- EXERCISE AIM:
Work out how many lines in the listing below include the word "structured". Give nothing but the number.

- SUPPLIED RECORDS:
::::::::
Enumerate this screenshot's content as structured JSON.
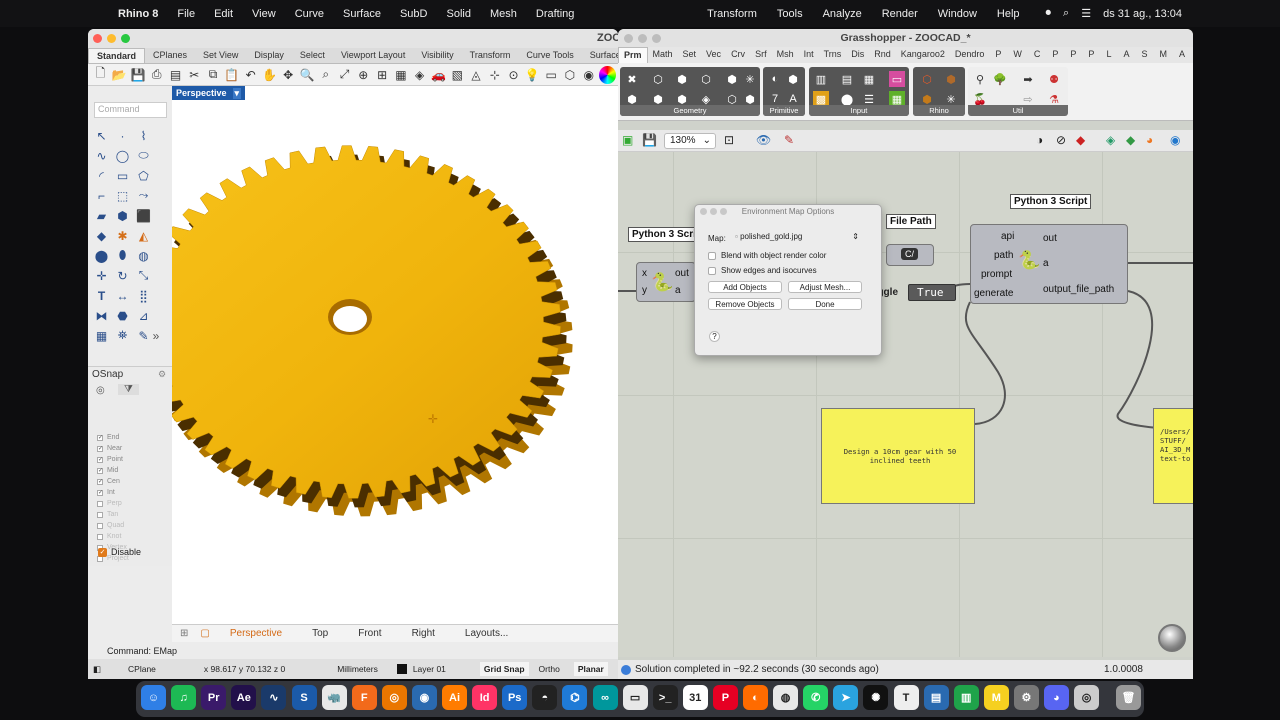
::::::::
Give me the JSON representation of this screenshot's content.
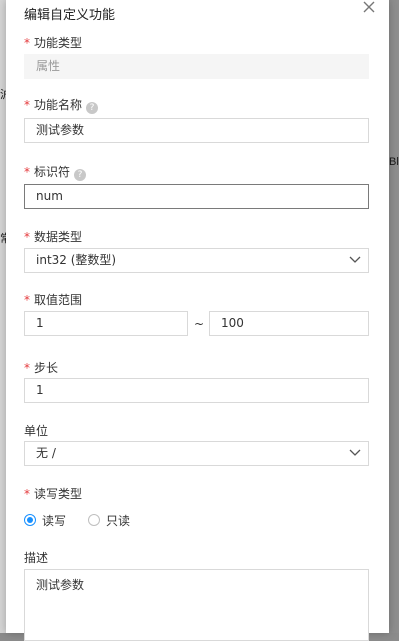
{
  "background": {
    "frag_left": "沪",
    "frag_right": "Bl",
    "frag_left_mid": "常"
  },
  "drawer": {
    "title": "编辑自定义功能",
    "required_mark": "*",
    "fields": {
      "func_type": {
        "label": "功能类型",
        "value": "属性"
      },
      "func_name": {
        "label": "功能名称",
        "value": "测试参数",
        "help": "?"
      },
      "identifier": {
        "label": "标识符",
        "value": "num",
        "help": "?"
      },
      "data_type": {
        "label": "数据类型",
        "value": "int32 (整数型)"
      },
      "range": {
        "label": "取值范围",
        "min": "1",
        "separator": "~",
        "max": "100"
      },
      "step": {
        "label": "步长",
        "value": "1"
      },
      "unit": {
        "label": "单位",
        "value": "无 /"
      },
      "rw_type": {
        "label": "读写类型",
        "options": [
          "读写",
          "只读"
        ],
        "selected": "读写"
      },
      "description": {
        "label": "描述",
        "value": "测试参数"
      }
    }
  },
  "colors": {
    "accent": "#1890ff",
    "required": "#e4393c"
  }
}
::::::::
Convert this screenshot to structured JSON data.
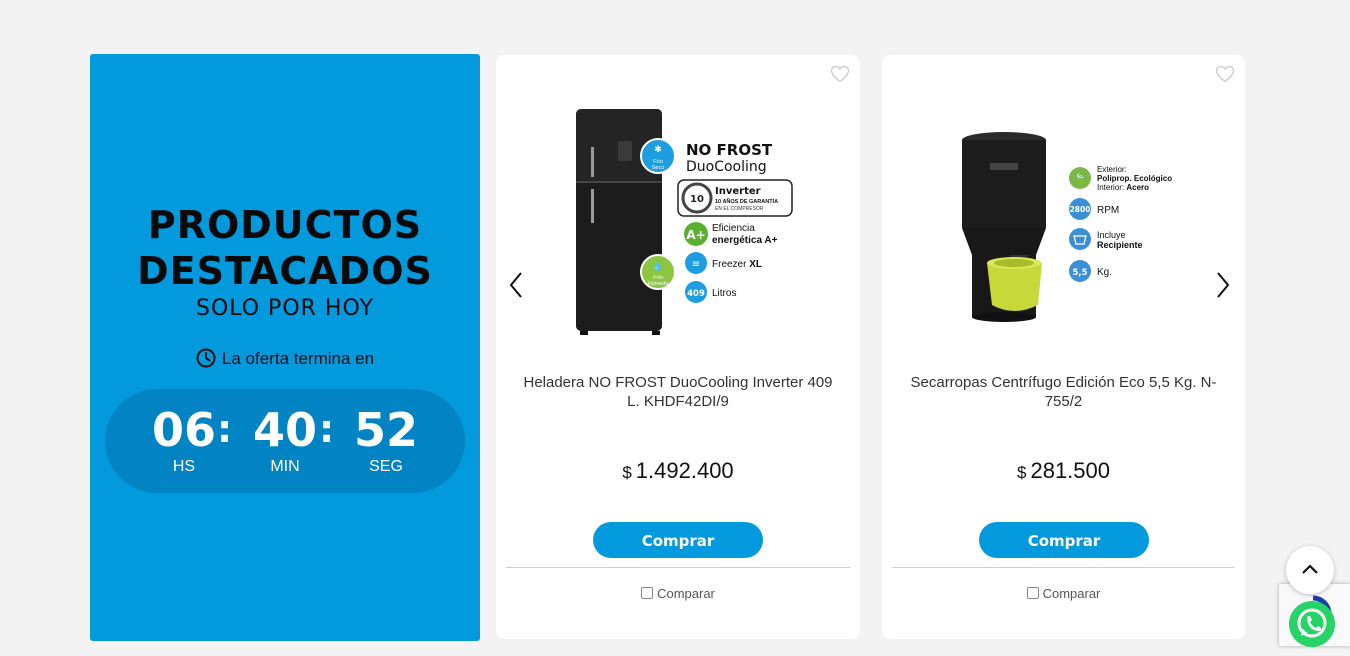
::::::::
- PROBLEM SOLUTION:
2